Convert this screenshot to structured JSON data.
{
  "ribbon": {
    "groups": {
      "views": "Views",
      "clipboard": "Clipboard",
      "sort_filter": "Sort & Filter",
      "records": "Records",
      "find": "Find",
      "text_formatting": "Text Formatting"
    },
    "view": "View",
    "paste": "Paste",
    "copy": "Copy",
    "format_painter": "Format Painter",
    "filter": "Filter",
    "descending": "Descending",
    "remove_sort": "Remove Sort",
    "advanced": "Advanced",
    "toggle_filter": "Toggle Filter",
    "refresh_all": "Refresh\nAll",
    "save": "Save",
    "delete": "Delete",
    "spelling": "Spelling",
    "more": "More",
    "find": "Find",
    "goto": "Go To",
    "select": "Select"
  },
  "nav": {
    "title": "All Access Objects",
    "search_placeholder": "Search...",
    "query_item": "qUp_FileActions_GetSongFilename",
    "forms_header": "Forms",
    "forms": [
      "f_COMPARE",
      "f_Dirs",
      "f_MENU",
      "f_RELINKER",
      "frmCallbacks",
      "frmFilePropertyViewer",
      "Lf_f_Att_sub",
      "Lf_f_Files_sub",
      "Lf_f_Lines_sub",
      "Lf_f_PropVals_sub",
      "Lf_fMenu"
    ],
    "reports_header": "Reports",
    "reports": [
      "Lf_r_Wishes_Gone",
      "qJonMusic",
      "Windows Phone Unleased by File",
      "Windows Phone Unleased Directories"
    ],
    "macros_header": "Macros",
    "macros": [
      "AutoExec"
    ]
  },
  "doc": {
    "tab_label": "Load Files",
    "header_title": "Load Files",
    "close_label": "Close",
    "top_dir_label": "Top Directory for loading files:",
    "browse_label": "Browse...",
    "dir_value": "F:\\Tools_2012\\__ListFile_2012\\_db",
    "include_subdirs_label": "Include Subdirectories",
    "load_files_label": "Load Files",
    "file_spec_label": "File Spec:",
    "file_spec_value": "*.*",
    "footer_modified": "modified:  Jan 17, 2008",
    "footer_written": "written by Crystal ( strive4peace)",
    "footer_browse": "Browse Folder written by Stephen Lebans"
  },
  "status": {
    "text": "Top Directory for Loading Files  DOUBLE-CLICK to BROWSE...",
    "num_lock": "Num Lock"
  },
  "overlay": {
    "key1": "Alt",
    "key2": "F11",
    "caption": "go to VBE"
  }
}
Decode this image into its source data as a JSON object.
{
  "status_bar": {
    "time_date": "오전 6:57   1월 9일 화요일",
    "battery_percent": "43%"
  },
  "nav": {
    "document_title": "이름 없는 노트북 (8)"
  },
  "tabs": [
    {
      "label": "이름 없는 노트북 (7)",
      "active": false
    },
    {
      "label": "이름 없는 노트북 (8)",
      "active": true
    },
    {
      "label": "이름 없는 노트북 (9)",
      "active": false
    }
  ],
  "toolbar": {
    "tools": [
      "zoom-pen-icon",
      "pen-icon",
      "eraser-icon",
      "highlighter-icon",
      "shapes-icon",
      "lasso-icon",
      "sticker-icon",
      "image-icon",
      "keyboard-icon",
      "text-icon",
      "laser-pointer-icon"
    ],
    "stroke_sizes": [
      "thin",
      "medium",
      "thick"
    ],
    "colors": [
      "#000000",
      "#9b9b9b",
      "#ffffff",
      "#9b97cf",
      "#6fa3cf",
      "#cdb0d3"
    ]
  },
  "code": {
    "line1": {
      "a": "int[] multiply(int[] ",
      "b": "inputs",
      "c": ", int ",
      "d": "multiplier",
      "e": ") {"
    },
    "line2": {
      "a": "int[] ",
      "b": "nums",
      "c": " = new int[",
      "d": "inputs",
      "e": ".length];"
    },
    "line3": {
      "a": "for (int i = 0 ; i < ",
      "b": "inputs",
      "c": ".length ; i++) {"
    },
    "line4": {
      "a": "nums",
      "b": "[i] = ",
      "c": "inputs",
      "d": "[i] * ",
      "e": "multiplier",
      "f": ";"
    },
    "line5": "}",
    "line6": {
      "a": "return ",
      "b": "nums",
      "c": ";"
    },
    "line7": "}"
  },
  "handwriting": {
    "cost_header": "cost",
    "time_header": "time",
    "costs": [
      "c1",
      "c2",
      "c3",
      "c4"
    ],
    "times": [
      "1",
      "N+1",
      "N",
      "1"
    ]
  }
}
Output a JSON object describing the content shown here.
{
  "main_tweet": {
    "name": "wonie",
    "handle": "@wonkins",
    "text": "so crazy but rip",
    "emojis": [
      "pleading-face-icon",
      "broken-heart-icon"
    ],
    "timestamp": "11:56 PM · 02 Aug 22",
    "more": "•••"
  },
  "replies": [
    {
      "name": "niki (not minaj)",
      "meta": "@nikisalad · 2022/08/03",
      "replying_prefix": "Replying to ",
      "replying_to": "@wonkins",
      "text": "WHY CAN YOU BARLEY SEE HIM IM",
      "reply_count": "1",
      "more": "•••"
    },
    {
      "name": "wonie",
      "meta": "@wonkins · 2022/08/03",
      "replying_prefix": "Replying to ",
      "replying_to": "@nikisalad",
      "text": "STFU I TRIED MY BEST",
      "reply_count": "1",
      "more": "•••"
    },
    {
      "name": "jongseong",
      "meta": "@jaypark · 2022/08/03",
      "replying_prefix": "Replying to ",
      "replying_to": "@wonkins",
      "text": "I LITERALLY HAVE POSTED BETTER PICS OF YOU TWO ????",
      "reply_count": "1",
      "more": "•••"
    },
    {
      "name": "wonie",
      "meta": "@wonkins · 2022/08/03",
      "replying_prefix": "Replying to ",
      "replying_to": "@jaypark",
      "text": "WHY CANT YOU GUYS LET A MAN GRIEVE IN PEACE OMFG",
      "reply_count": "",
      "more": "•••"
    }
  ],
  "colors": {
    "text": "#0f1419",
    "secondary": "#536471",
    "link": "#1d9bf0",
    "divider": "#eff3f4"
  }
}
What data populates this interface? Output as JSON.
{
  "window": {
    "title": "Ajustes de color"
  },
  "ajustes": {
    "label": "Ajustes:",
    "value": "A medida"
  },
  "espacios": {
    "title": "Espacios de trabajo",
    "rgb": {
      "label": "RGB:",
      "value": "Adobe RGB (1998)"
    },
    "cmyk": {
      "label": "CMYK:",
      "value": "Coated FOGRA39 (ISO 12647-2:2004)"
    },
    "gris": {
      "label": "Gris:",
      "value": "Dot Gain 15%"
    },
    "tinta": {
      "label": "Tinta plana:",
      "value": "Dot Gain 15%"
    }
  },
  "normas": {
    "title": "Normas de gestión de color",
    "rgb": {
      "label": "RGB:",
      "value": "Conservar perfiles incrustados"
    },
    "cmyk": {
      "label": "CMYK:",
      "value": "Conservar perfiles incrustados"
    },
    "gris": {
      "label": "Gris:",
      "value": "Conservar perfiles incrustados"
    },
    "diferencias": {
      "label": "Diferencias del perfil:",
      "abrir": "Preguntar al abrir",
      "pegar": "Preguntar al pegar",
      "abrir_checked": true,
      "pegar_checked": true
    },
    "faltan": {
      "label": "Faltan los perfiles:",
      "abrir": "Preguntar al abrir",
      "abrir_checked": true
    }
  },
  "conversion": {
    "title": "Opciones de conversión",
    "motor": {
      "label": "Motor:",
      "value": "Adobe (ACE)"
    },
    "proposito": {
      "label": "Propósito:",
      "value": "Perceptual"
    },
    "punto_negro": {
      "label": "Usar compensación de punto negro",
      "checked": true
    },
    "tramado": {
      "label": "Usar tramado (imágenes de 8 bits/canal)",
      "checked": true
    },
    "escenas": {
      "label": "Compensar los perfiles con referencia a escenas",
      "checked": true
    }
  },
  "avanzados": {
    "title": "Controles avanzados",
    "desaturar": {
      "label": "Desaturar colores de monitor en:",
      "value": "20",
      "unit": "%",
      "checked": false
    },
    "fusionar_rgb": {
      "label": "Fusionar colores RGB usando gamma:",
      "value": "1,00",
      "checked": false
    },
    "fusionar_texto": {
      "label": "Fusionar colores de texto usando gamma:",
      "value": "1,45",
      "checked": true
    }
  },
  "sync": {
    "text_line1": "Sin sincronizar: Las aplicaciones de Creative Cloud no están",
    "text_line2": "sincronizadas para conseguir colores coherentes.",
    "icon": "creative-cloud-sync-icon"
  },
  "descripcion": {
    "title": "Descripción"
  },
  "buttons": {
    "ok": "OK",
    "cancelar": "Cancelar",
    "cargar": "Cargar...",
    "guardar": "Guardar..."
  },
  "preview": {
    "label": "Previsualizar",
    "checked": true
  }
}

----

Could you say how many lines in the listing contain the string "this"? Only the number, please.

3